What the task requires:
Only a single number is expected: how many lines of the data hold the word "name".

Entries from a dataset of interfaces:
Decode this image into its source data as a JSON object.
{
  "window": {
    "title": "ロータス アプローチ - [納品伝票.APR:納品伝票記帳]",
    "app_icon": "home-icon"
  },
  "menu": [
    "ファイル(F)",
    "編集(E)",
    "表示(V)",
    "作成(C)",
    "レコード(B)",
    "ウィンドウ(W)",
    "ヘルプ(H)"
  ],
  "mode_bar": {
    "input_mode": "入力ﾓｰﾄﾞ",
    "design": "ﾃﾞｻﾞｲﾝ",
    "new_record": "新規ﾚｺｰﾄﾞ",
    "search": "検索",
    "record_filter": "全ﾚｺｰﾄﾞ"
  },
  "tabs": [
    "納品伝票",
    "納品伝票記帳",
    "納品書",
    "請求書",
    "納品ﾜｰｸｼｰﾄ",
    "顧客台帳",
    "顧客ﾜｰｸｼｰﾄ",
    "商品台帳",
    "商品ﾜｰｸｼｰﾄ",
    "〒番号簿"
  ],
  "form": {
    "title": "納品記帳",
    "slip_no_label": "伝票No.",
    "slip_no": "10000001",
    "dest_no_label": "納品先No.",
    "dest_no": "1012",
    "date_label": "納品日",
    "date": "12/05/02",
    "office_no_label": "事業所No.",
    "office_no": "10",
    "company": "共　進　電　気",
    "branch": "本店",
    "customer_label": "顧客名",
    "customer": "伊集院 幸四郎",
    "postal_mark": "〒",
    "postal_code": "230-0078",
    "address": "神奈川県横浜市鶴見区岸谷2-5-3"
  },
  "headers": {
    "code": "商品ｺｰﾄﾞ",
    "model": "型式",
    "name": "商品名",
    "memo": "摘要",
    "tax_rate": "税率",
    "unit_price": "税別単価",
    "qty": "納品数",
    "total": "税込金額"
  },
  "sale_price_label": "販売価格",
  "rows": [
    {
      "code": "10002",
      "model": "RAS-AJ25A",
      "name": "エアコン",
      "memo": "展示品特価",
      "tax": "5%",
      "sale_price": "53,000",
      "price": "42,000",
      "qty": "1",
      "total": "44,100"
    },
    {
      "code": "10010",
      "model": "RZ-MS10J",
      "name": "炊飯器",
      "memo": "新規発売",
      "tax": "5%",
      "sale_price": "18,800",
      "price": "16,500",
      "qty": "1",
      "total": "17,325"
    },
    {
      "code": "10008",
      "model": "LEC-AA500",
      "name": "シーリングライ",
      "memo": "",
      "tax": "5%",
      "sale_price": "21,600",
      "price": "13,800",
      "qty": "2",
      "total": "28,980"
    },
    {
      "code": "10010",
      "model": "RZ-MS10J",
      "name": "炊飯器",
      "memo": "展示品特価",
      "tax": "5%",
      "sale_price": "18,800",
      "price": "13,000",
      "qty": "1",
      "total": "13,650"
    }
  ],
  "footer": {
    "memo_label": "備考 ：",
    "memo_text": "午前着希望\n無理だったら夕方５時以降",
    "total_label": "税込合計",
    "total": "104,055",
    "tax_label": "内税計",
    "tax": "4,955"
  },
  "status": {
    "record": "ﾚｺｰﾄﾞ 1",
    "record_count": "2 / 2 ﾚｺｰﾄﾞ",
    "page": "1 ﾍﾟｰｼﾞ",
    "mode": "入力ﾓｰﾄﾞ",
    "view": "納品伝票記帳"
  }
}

Expected answer:
5